But, having complained quite a bit about our slide into undemocratic minority rule — a consequence of small, Republican states having a disproportionate advantage in the Electoral College and the Senate — I thought I’d lay out one possible solution. Or solutions.
We could move to a parliamentary system, and that would certainly be an improvement on what we have now. But I thought it would be interesting to see what it would look like if we tried something less radical, but still comprehensive. So here we go.
- This one is simple. Abolish the Electoral College. Elect the president by popular vote. One person, one vote should be our lodestar. Let’s end the absurdity of voters in tiny Wyoming having nearly four times as much power as Californians.
- The Senate is unfixable because of its two-senators-per state requirement. That makes it far worse than even the Electoral College. Let’s make the Senate a mostly honorary body whose members are appointed by the states. I would restrict the senators’ powers to choosing the wine at weekly social gatherings they would be required to attend.
- House members should be elected to four-year terms in presidential-election years. No more midterms. House districts would be drawn by nonpartisan commissions. States would be free to set up multi-member districts if they choose. (Actually, they are free to do so now, but no one does.) For instance, Massachusetts could have three House districts instead of nine, and each district would elect three members.
The Supreme Court
- The nine members would each be appointed to a single 16-year term. Each president would be guaranteed two appointments per term. Proposals to curtail the justices’ power ought to be considered as well, but I’m not going to address that here.
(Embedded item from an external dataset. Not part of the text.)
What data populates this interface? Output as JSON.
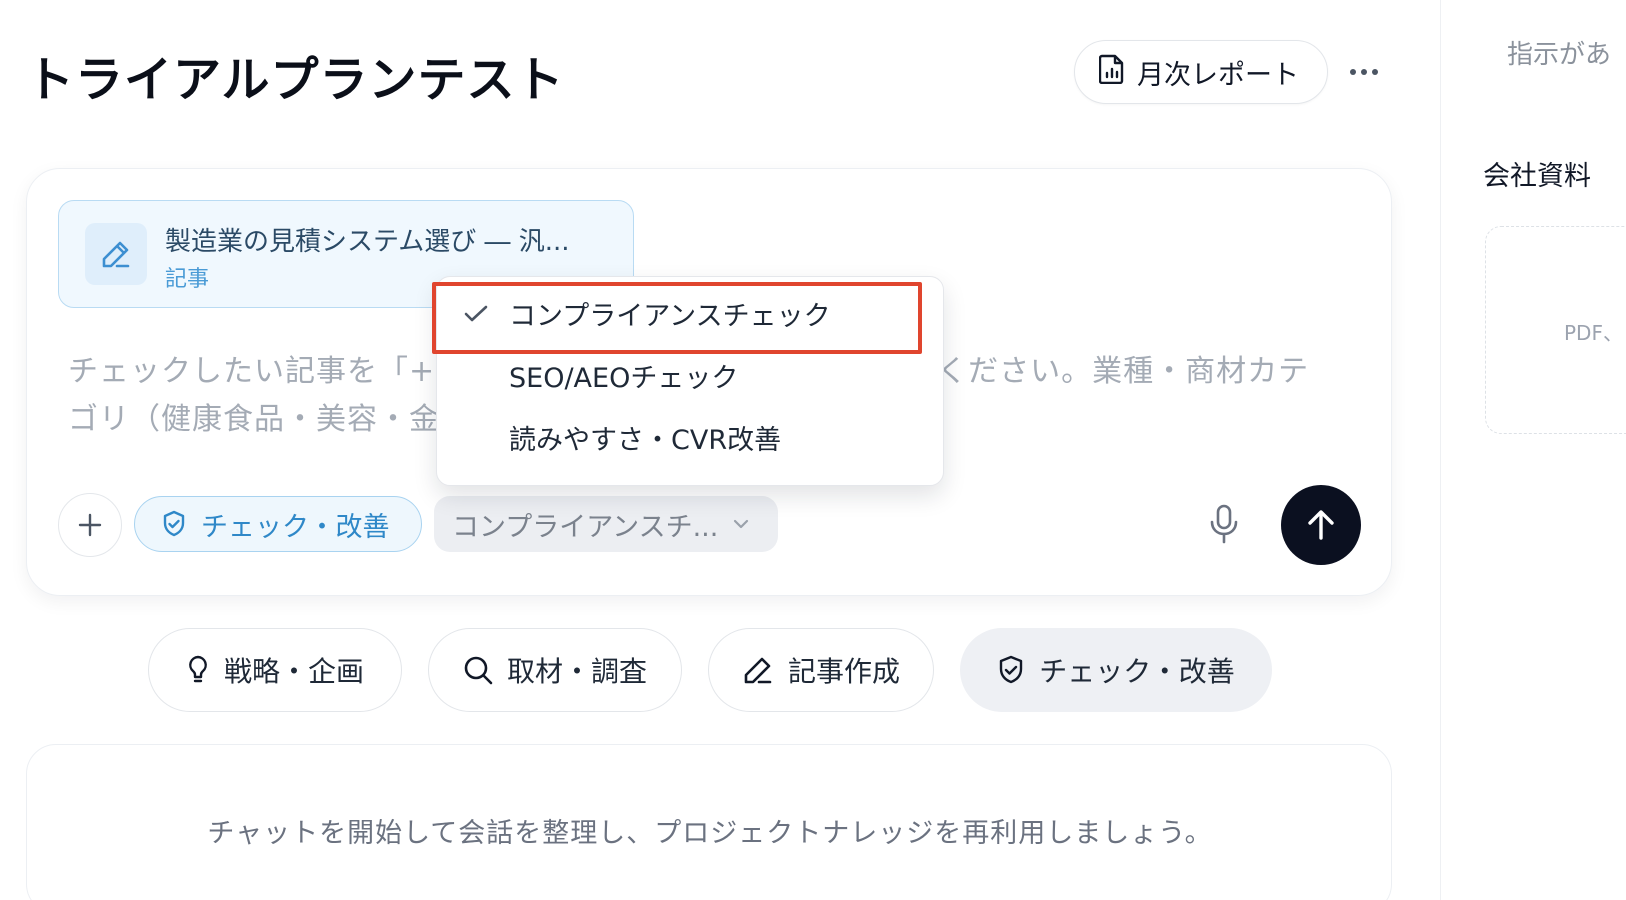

- All federal elections would require a majority winner. If the first-place finisher in a multi-candidate field receives less than 50% of the vote, a runoff would be held.
- Attempts to regulate campaign spending would be deemed not to be in violation of the First Amendment.
- Needless to say, attempts to restrict the vote of the sort that a number of red states have adopted would be taken out with the trash and burned.
Problem solved! Two hundred thirty-four years of accommodating the former slave states are enough.